On September 11, 2001, 19 men affiliated with Al-Qaeda hijacked four planes, crashing into the World Trade Center, the Pentagon, and a field in Shanksville, Pennsylvania, killing upwards of 3,000 Americans and wounding thousands more. Twelve years after the devastating attacks, there are a host of teaching materials, including lesson plans, primary documents, and video documentaries compiled by the Library of Congress and the National September 11 Memorial & … Read more »
September 6, 2013
Every Friday, we compile our favorite education blog posts from the week.
The importance of integration: Read Glenn Wiebe’s post about incorporating reading and writing in social studies classes.
History without a textbook: Learn about Molly Smith’s approach to using online resources, instead of a textbook, in her history courses.
August 19, 2013
We’re quickly approaching the 50th anniversary of the 1963 March on Washington! Put your students in the situation of the marchers with the help of an amazing interactive feature from Time magazine, “One Dream,” which chronicles the historic march with interviews of the participants.
August 13, 2013
In her latest post, history teacher and blogger HistoryFriend discusses why history teachers should bring fiction into their classrooms. While primary sources are critical for a strong history education, so too is engagement with imaginative literature.
July 30, 2013
The University of Pittsburgh has partnered with the Society for American Music to create lesson plans which analyze famous historical songs. The Voices Across Time series includes more than 60 in-depth lesson plans which combine songs from similar eras and weaves them into thematic units.
July 19, 2013
In this week’s edition of the Blogger Spotlight, we highlight great new tools for teaching your students about primary sources and suggestions for keeping your students engaged with literature during the long summer months.
July 12, 2013
In this week’s installment of the Blogger Spotlight, learn about the array of online tools available to teachers to enhance their lessons. From studying the Battle of Gettysburg and Abraham Lincoln, to online primary-source themed professional development resources, these posts will give you some ideas about sharpening your curriculum.
July 1, 2013
What is the legacy of the Declaration of Independence and its self-evident truths of equal and unalienable rights? Our new ebook, “The Meaning of Independence Day,” explores the history and ideas behind the American Founding and their significance for our present personal freedoms and national flourishing.

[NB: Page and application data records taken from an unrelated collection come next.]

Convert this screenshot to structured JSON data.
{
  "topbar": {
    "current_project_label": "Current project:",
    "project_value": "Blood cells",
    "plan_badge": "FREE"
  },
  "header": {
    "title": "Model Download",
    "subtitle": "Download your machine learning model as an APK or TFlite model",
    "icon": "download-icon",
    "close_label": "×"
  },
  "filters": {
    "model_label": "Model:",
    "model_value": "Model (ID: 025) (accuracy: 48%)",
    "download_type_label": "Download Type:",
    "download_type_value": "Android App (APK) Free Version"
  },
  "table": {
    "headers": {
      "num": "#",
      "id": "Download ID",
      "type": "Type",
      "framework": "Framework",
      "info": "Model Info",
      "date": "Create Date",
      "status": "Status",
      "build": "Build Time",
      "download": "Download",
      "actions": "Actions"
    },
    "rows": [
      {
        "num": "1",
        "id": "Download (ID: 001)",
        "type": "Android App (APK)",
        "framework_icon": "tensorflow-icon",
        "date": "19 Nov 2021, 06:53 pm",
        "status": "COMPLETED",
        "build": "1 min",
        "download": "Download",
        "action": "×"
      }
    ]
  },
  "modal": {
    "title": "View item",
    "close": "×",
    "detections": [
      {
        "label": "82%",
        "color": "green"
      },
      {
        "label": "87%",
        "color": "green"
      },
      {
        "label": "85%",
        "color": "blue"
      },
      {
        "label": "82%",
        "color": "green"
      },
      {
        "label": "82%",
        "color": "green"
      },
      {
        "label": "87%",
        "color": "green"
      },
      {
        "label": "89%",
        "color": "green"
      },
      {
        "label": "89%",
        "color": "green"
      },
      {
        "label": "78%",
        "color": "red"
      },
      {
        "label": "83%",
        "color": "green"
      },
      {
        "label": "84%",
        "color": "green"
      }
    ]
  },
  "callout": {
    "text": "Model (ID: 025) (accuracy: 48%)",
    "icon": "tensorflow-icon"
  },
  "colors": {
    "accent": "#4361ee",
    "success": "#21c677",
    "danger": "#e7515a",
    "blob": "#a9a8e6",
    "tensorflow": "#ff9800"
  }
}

November 5, 2012
The Library of Congress recently unveiled a great teaching resource for teachers beginning to use the Common Core State Standards, complete with lesson plans, primary source sets, and a searchable database that teachers can use to find material that meets the Common Core standards, their individual state standards, or even standards set by other organizations. Over at the Edudemic blog, Jeff Dunn highlights all the resources that … Read more »
October 26, 2012
On October 26, 1774, the First Continental Congress petitioned King George III with a list of grievances, seeking his assistance to provide to the colonists their rights as English citizens. The letter was signed by fifty-one delegates to the Congress. Writing as “English Freemen” and “the heirs of freedom,” the Congress sought relief from the Coercive Acts, passed by the British Parliament in March of 1774, that the colonists … Read more »